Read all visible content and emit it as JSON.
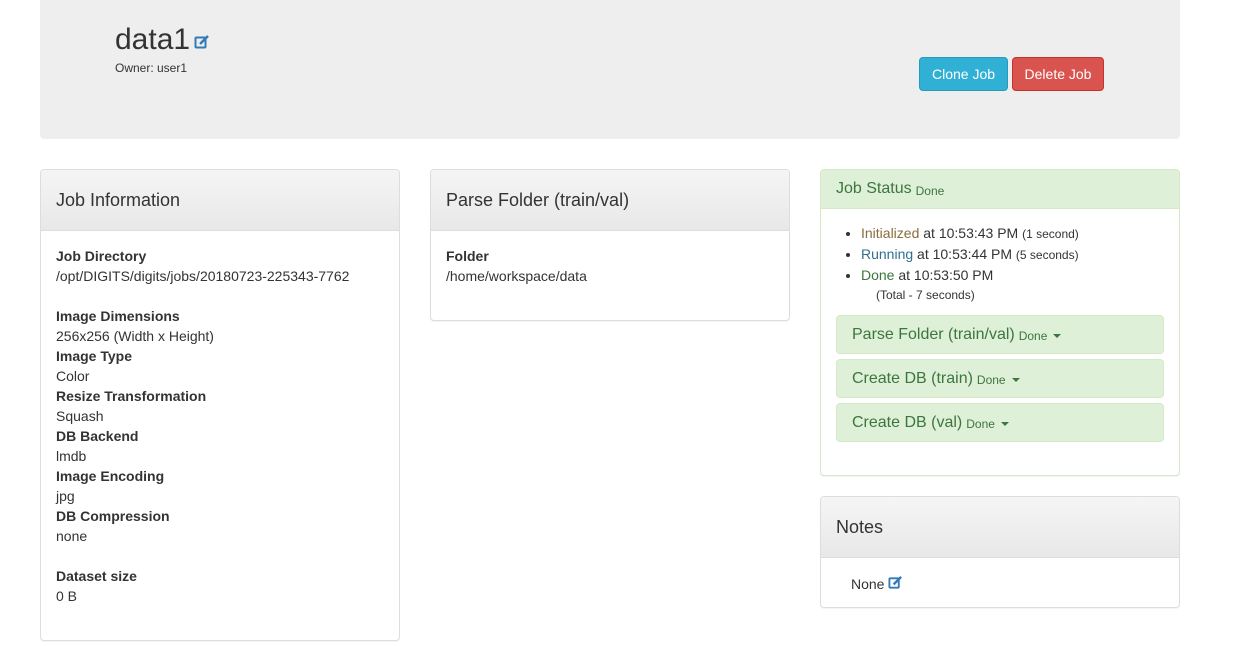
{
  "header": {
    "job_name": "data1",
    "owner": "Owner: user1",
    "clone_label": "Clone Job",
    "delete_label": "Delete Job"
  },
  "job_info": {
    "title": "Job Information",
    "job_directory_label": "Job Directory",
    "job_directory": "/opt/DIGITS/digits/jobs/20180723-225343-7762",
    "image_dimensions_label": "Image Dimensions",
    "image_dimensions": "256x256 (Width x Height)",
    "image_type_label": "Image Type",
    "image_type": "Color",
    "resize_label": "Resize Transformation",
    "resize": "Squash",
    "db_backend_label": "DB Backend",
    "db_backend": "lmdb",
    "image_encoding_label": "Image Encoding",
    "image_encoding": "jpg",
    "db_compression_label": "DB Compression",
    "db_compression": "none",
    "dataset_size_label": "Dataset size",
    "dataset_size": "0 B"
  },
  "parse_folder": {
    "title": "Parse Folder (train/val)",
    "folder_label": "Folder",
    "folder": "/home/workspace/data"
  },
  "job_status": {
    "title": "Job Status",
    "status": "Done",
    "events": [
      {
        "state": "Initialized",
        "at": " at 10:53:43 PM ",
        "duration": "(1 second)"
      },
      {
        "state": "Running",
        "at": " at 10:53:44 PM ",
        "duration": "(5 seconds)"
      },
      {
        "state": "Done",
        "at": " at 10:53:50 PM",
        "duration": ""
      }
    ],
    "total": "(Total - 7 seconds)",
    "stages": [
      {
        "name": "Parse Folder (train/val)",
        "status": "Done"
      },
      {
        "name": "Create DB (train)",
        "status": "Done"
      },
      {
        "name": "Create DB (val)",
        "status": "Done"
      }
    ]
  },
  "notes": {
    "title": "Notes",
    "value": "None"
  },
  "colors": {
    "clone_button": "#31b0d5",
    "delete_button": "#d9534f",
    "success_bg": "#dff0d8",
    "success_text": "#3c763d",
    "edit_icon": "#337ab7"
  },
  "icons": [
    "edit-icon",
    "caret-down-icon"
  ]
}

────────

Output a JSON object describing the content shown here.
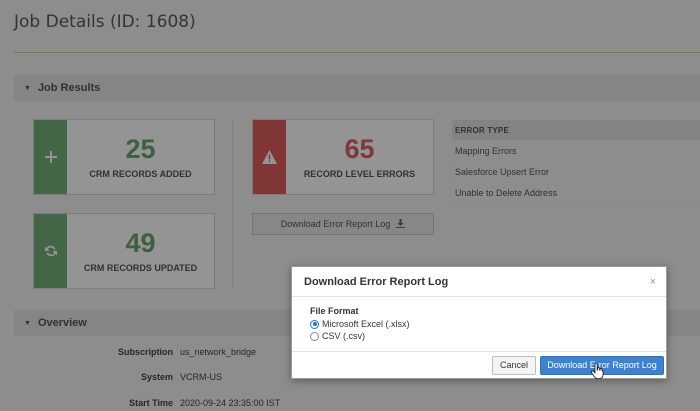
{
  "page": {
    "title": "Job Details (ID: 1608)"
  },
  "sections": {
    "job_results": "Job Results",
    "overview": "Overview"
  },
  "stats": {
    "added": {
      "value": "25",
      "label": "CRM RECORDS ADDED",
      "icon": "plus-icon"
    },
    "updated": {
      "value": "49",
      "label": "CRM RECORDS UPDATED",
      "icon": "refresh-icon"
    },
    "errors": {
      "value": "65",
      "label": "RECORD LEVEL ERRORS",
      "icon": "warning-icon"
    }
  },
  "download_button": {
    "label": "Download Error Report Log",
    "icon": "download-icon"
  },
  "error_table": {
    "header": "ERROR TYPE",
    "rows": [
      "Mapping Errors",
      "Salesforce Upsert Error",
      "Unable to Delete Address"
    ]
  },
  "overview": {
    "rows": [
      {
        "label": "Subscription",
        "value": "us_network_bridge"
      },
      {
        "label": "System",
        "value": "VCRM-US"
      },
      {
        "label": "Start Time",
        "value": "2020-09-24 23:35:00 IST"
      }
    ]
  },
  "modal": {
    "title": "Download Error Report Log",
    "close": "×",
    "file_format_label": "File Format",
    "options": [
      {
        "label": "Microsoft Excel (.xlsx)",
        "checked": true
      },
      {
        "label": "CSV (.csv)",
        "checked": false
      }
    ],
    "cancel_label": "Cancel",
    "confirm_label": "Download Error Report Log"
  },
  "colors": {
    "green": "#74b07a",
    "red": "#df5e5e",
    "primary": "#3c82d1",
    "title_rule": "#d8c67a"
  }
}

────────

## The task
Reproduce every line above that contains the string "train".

## Result
    "title": "Parse Folder (train/val)",
        "name": "Parse Folder (train/val)",
        "name": "Create DB (train)",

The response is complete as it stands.